Missy Gold has no regrets about leaving Hollywood to turn into a shrink.
The former child star — who’s finest recognized for portraying the governor’s daughter, Katie Gatling, within the sitcom “Benson,” which ran from 1979 to 1986 — tells Page Six completely that she “always knew” she wouldn’t be on TV perpetually.
“I didn’t go into acting as a child for some great love [of it],” explains Gold, whose sister Tracey Gold performed Carol Seaver in “Growing Pains.”
“In the family, we all sort of worked and acted … and I was always more the student,” Missy continues. “My older sister, who also was an actress and is an actress, is still very much in her wheelhouse. But for me, I’m much more of an introvert.”
When “Benson” was canceled, Missy was 16 and supplied to check for a cleaning soap opera.

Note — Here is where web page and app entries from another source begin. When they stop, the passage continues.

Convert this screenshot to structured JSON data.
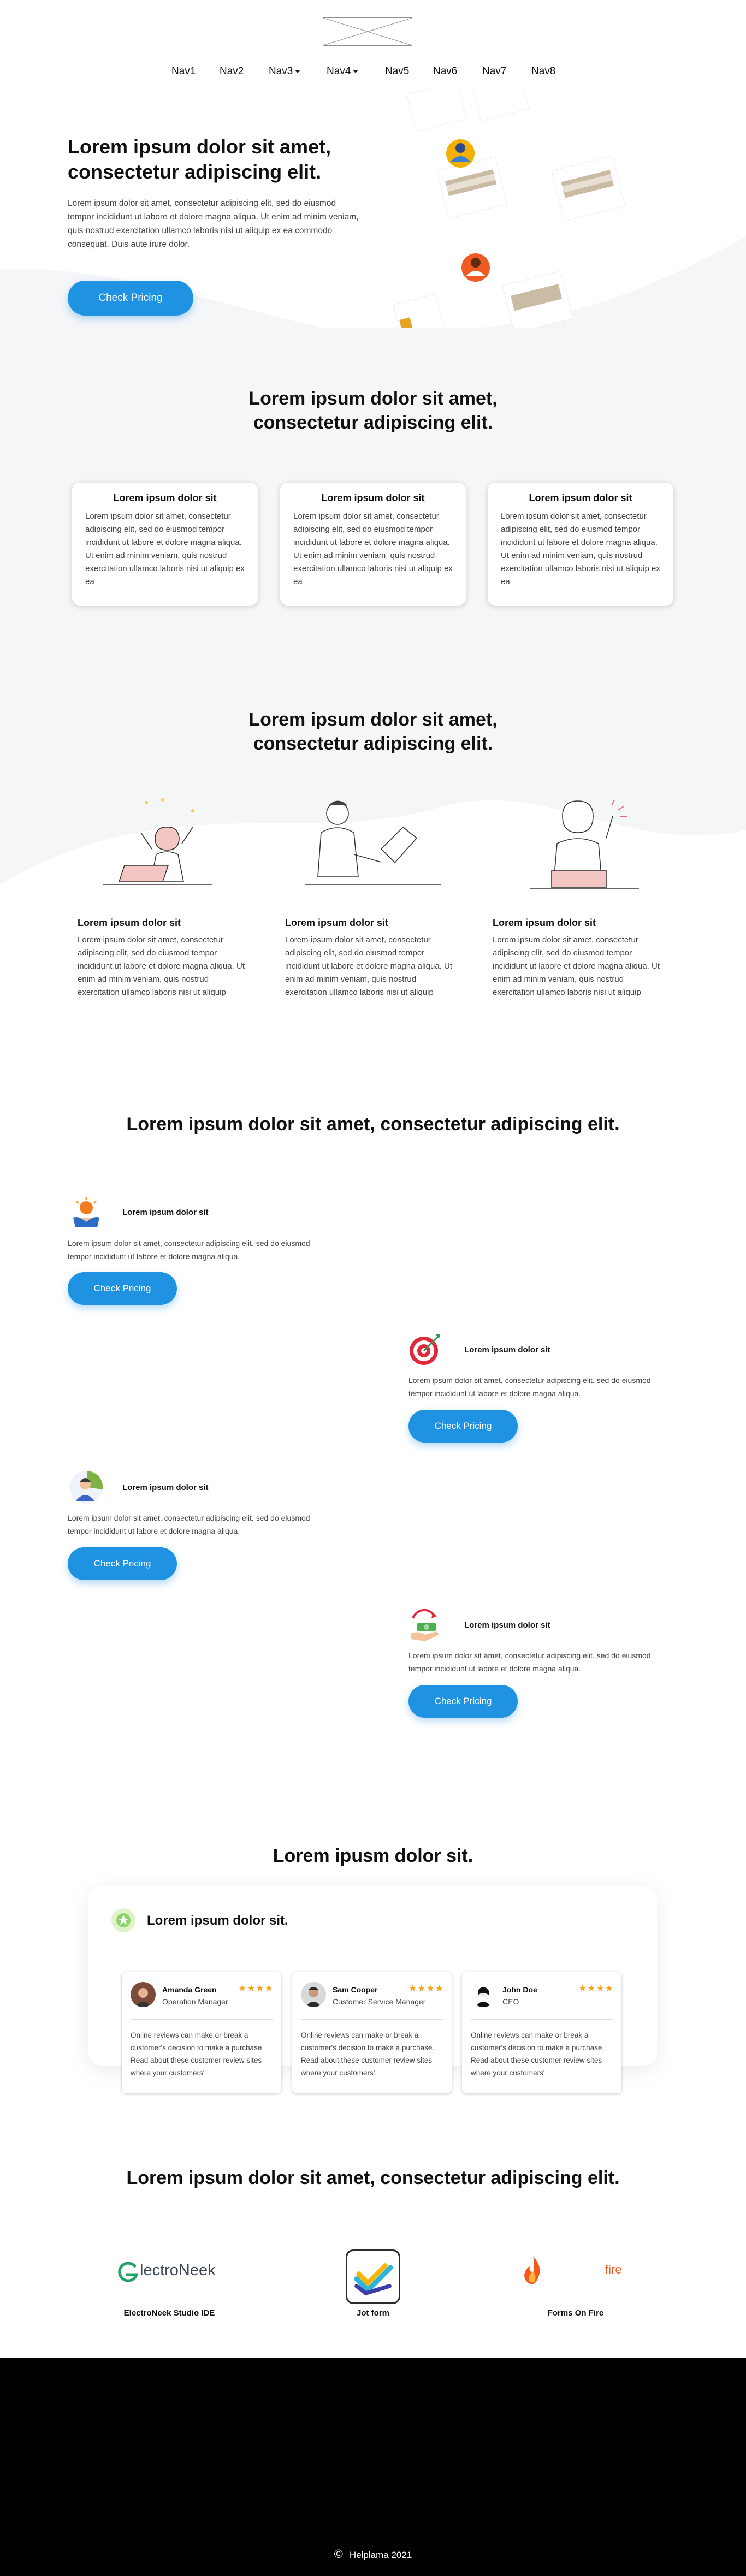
{
  "nav": {
    "items": [
      "Nav1",
      "Nav2",
      "Nav3",
      "Nav4",
      "Nav5",
      "Nav6",
      "Nav7",
      "Nav8"
    ]
  },
  "hero": {
    "title": "Lorem ipsum dolor sit amet, consectetur adipiscing elit.",
    "text": "Lorem ipsum dolor sit amet, consectetur adipiscing elit, sed do eiusmod tempor incididunt ut labore et dolore magna aliqua. Ut enim ad minim veniam, quis nostrud exercitation ullamco laboris nisi ut aliquip ex ea commodo consequat. Duis aute irure dolor.",
    "button": "Check Pricing"
  },
  "cards_section": {
    "title": "Lorem ipsum dolor sit amet, consectetur adipiscing elit.",
    "cards": [
      {
        "title": "Lorem ipsum dolor sit",
        "text": "Lorem ipsum dolor sit amet, consectetur adipiscing elit, sed do eiusmod tempor incididunt ut labore et dolore magna aliqua. Ut enim ad minim veniam, quis nostrud exercitation ullamco laboris nisi ut aliquip ex ea"
      },
      {
        "title": "Lorem ipsum dolor sit",
        "text": "Lorem ipsum dolor sit amet, consectetur adipiscing elit, sed do eiusmod tempor incididunt ut labore et dolore magna aliqua. Ut enim ad minim veniam, quis nostrud exercitation ullamco laboris nisi ut aliquip ex ea"
      },
      {
        "title": "Lorem ipsum dolor sit",
        "text": "Lorem ipsum dolor sit amet, consectetur adipiscing elit, sed do eiusmod tempor incididunt ut labore et dolore magna aliqua. Ut enim ad minim veniam, quis nostrud exercitation ullamco laboris nisi ut aliquip ex ea"
      }
    ]
  },
  "illus_section": {
    "title": "Lorem ipsum dolor sit amet, consectetur adipiscing elit.",
    "items": [
      {
        "title": "Lorem ipsum dolor sit",
        "text": "Lorem ipsum dolor sit amet, consectetur adipiscing elit, sed do eiusmod tempor incididunt ut labore et dolore magna aliqua. Ut enim ad minim veniam, quis nostrud exercitation ullamco laboris nisi ut aliquip"
      },
      {
        "title": "Lorem ipsum dolor sit",
        "text": "Lorem ipsum dolor sit amet, consectetur adipiscing elit, sed do eiusmod tempor incididunt ut labore et dolore magna aliqua. Ut enim ad minim veniam, quis nostrud exercitation ullamco laboris nisi ut aliquip"
      },
      {
        "title": "Lorem ipsum dolor sit",
        "text": "Lorem ipsum dolor sit amet, consectetur adipiscing elit, sed do eiusmod tempor incididunt ut labore et dolore magna aliqua. Ut enim ad minim veniam, quis nostrud exercitation ullamco laboris nisi ut aliquip"
      }
    ]
  },
  "features_section": {
    "title": "Lorem ipsum dolor sit amet, consectetur adipiscing elit.",
    "items": [
      {
        "title": "Lorem ipsum dolor sit",
        "text": "Lorem ipsum dolor sit amet, consectetur adipiscing elit. sed do eiusmod tempor incididunt ut labore et dolore magna aliqua.",
        "button": "Check Pricing",
        "icon": "hand-sun-icon"
      },
      {
        "title": "Lorem ipsum dolor sit",
        "text": "Lorem ipsum dolor sit amet, consectetur adipiscing elit. sed do eiusmod tempor incididunt ut labore et dolore magna aliqua.",
        "button": "Check Pricing",
        "icon": "target-icon"
      },
      {
        "title": "Lorem ipsum dolor sit",
        "text": "Lorem ipsum dolor sit amet, consectetur adipiscing elit. sed do eiusmod tempor incididunt ut labore et dolore magna aliqua.",
        "button": "Check Pricing",
        "icon": "support-agent-icon"
      },
      {
        "title": "Lorem ipsum dolor sit",
        "text": "Lorem ipsum dolor sit amet, consectetur adipiscing elit. sed do eiusmod tempor incididunt ut labore et dolore magna aliqua.",
        "button": "Check Pricing",
        "icon": "hand-money-icon"
      }
    ]
  },
  "reviews_section": {
    "title": "Lorem ipusm dolor sit.",
    "panel_title": "Lorem ipsum dolor sit.",
    "reviews": [
      {
        "name": "Amanda Green",
        "role": "Operation Manager",
        "stars": "★★★★",
        "text": "Online reviews can make or break a customer's decision to make a purchase. Read about these customer review sites where your customers'"
      },
      {
        "name": "Sam Cooper",
        "role": "Customer Service Manager",
        "stars": "★★★★",
        "text": "Online reviews can make or break a customer's decision to make a purchase. Read about these customer review sites where your customers'"
      },
      {
        "name": "John Doe",
        "role": "CEO",
        "stars": "★★★★",
        "text": "Online reviews can make or break a customer's decision to make a purchase. Read about these customer review sites where your customers'"
      }
    ]
  },
  "partners_section": {
    "title": "Lorem ipsum dolor sit amet, consectetur adipiscing elit.",
    "partners": [
      {
        "logo_text": "lectroNeek",
        "label": "ElectroNeek Studio IDE"
      },
      {
        "logo_text": "",
        "label": "Jot form"
      },
      {
        "logo_text": "fire",
        "label": "Forms On Fire"
      }
    ]
  },
  "footer": {
    "symbol": "©",
    "text": "Helplama 2021"
  },
  "colors": {
    "accent": "#1f93e1",
    "section_bg": "#f5f6f8",
    "footer_bg": "#000000",
    "star": "#f7a51c"
  }
}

“I thought, ‘No, this will interfere with what I want,’” she recollects. “I knew I wanted to go to college, and I knew I wanted to do something beyond that … so I said no to even testing, finished up school and applied to colleges.”
Missy ultimately attended Georgetown University earlier than incomes a PhD from the California School of Professional Psychology. She is now a training psychologist.
The mother of two says she feels “very fortunate” to have been a child star and emerged unscathed in contrast to so many, together with her sister.
Tracey, now 53, battled anorexia whereas filming “Growing Pains.” At one level, her weight dropped right down to an estimated 80 kilos, and he or she was suspended from the present on account of her skeletal look. After a number of years, she recovered and co-wrote a ebook, “Room to Grow: An Appetite for Life with Julie McCarron,” about her battle and eventual restoration from the consuming dysfunction.
“I think you cannot have that type of experience without giving pause and being thoughtful and reflective about what it was,” Missy tells us concerning being a working child actor. “And particularly as a mom myself, trying on the decisions, I can perceive the alternatives as an grownup now that my mother and father made that had been applicable for that second for them.
“I was fortunate. I was very fortunate. I have heard stories of people having really, really difficult experiences. And I credit my parents to some degree that it was positive, but we were just lucky. It’s a risky endeavor. I mean, I wouldn’t send my children into the industry, for sure. And my folks know that. But we were in a different place and in different circumstances. And it worked for me. It really did.”
Missy additionally credit the solid of “Benson,” who “nurtured and supported” her.
“So often I’d spend my days in my dressing room, people would come in and visit. And I think of it these days in my practice where I’m [a] psychologist and I’m sort of doing the same thing,” she says. “I’m in my room and people come in and visit and share their thoughts with me.”
That’s to not say that Missy didn’t come away fully unscathed from the expertise, explaining that she started seeing a therapist whereas in faculty to “sort of make sense of my experiences.”
She correctly describes childhood stardom as concurrently being handled like an grownup but additionally infantilized and fostering an unhealthy sense of entitlement.
“Here you are a child, assuming an adult’s role,” she explains. “But it’s the function of an actor … usually on set, actors are very a lot infantilized. And so it’s difficult to then develop an actual sense of self. And who am I? Psychologically to have that have of superstar is difficult, and to do it as a child, you already know, when your thoughts is forming …
“I see it for myself and what my experience was, but it helps in forms for me, sort of my work with all of my patients, everything that we live resonates through the course of our lives.”